** Opening Source data block **

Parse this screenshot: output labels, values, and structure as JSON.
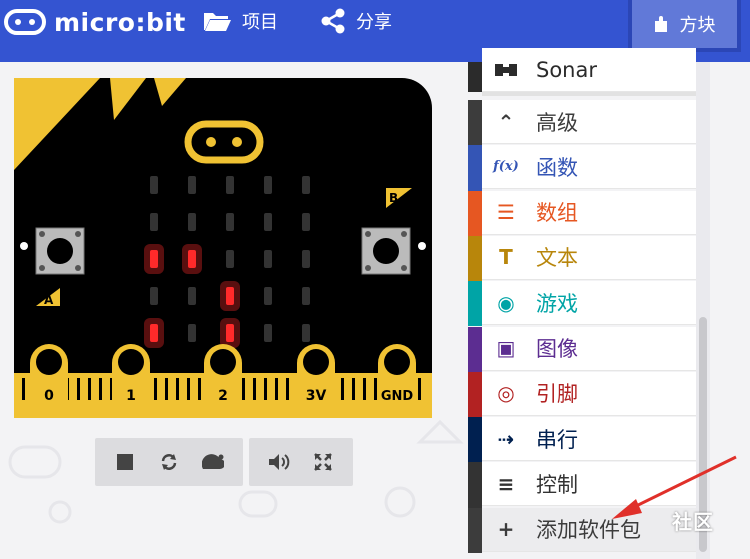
{
  "header": {
    "logo_text": "micro:bit",
    "nav": [
      {
        "label": "项目",
        "icon": "folder-open-icon"
      },
      {
        "label": "分享",
        "icon": "share-icon"
      }
    ],
    "blocks_tab_label": "方块",
    "blocks_tab_icon": "puzzle-piece-icon"
  },
  "simulator": {
    "pin_labels": [
      "0",
      "1",
      "2",
      "3V",
      "GND"
    ],
    "button_a_label": "A",
    "button_b_label": "B",
    "lit_leds": [
      [
        2,
        0
      ],
      [
        2,
        1
      ],
      [
        3,
        2
      ],
      [
        4,
        0
      ],
      [
        4,
        2
      ]
    ],
    "controls": [
      "stop-icon",
      "restart-icon",
      "slow-motion-icon",
      "mute-icon",
      "fullscreen-icon"
    ]
  },
  "toolbox": {
    "partial_item": {
      "label": "Sonar",
      "color": "#2b2b2b"
    },
    "items": [
      {
        "label": "高级",
        "color": "#3c3c3c",
        "icon": "chevron-up-icon",
        "glyph": "⌃"
      },
      {
        "label": "函数",
        "color": "#3455b5",
        "icon": "function-icon",
        "glyph": "f(x)"
      },
      {
        "label": "数组",
        "color": "#e65722",
        "icon": "list-icon",
        "glyph": "☰"
      },
      {
        "label": "文本",
        "color": "#b8860b",
        "icon": "text-icon",
        "glyph": "T"
      },
      {
        "label": "游戏",
        "color": "#00a4a6",
        "icon": "gamepad-icon",
        "glyph": "◉"
      },
      {
        "label": "图像",
        "color": "#5c2d91",
        "icon": "image-icon",
        "glyph": "▣"
      },
      {
        "label": "引脚",
        "color": "#b22222",
        "icon": "target-icon",
        "glyph": "◎"
      },
      {
        "label": "串行",
        "color": "#002050",
        "icon": "usb-icon",
        "glyph": "⇢"
      },
      {
        "label": "控制",
        "color": "#333333",
        "icon": "server-icon",
        "glyph": "≡"
      },
      {
        "label": "添加软件包",
        "color": "#3c3c3c",
        "icon": "plus-circle-icon",
        "glyph": "+"
      }
    ]
  },
  "watermark_text": "社区",
  "colors": {
    "header": "#3454d1",
    "board": "#000000",
    "edge": "#f0c233",
    "led_on": "#ff2a2a"
  }
}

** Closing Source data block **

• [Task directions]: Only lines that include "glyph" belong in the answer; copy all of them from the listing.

• [Output of the task]:
        "glyph": "⌃"
        "glyph": "f(x)"
        "glyph": "☰"
        "glyph": "T"
        "glyph": "◉"
        "glyph": "▣"
        "glyph": "◎"
        "glyph": "⇢"
        "glyph": "≡"
        "glyph": "+"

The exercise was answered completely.